Argentinian director Lucretia Martel was one of the most exciting filmmakers in the world when she completed “The Headless Woman,” her fascinating 2008 character study about a dazed woman recovering (and not recovering) from a car crash. Then, Martel dropped off the map, reportedly due to a debilitating illness that deprived the film community of a first-rate talent. She apparently recovered, and it’s especially heartening to head into the fall season with a new Martel film in the cards.
Set to premiere in Venice and also play at TIFF and NYFF, “Zama” is a sweeping period piece years in the making. Adapted from Antonio Di Benedetto’s 1956 novel, the movie focuses on Don Diego de Zama (Daniel Gimenez Cacho), a government clerk stuck in Paraguay, estranged from his family and keen on getting transferred to Bueno Aires. With time, he grows increasingly violent and frustrated with his surroundings, lashing out at lower-class servants and clashing with the bureaucratic forces around him. The trailer pitches this conundrum as a blend of psychological horror and dark comedy — the kind of ambitious gamble that Martel is well-positioned to tackle — in addition to gorgeous imagery that brings its complex setting to life.
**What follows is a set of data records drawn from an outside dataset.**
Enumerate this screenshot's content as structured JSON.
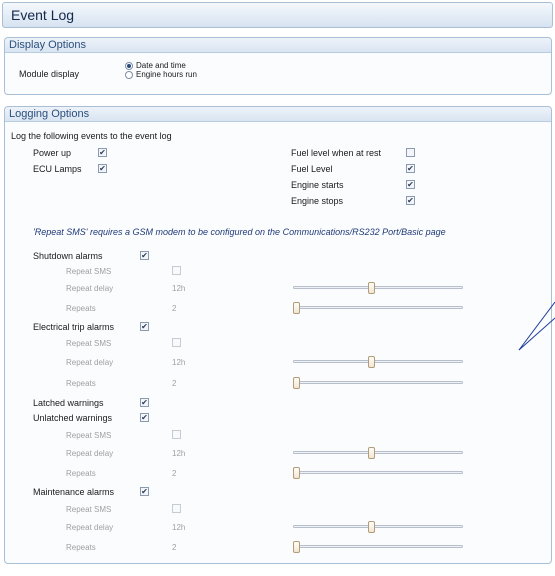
{
  "title": "Event Log",
  "display_options": {
    "header": "Display Options",
    "module_display_label": "Module display",
    "radio_options": [
      {
        "label": "Date and time",
        "selected": true
      },
      {
        "label": "Engine hours run",
        "selected": false
      }
    ]
  },
  "logging_options": {
    "header": "Logging Options",
    "intro": "Log the following events to the event log",
    "left_events": [
      {
        "label": "Power up",
        "checked": true
      },
      {
        "label": "ECU Lamps",
        "checked": true
      }
    ],
    "right_events": [
      {
        "label": "Fuel level when at rest",
        "checked": false
      },
      {
        "label": "Fuel Level",
        "checked": true
      },
      {
        "label": "Engine starts",
        "checked": true
      },
      {
        "label": "Engine stops",
        "checked": true
      }
    ],
    "sms_note": "'Repeat SMS' requires a GSM modem to be configured on the Communications/RS232 Port/Basic page",
    "sub_labels": {
      "repeat_sms": "Repeat SMS",
      "repeat_delay": "Repeat delay",
      "repeats": "Repeats"
    },
    "alarms": [
      {
        "label": "Shutdown alarms",
        "checked": true,
        "repeat_sms_checked": false,
        "repeat_delay": "12h",
        "repeats": "2",
        "delay_level": 0.46,
        "repeats_level": 0.0
      },
      {
        "label": "Electrical trip alarms",
        "checked": true,
        "repeat_sms_checked": false,
        "repeat_delay": "12h",
        "repeats": "2",
        "delay_level": 0.46,
        "repeats_level": 0.0
      },
      {
        "label": "Latched warnings",
        "checked": true
      },
      {
        "label": "Unlatched warnings",
        "checked": true,
        "repeat_sms_checked": false,
        "repeat_delay": "12h",
        "repeats": "2",
        "delay_level": 0.46,
        "repeats_level": 0.0
      },
      {
        "label": "Maintenance alarms",
        "checked": true,
        "repeat_sms_checked": false,
        "repeat_delay": "12h",
        "repeats": "2",
        "delay_level": 0.46,
        "repeats_level": 0.0
      }
    ]
  },
  "check_glyph": "✔",
  "colors": {
    "header_text": "#2a4f7c",
    "note_text": "#1f3a78",
    "pointer": "#1f3a9a"
  }
}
As TIFF programmer Diana Sanchez points out in program notes for the festival, the movie echoes many of the colonialist themes found in other recent Latin American films, including “Jauja” and “Embrace of the Serpent,” two modern masterpieces from visionary filmmakers. If this first look is any indication, “Zama” has all the makings of a third one (the producing credits for Pedro Almodovar and Danny Glover don’t hurt, either). The film is currently seeking distribution. Watch the trailer below.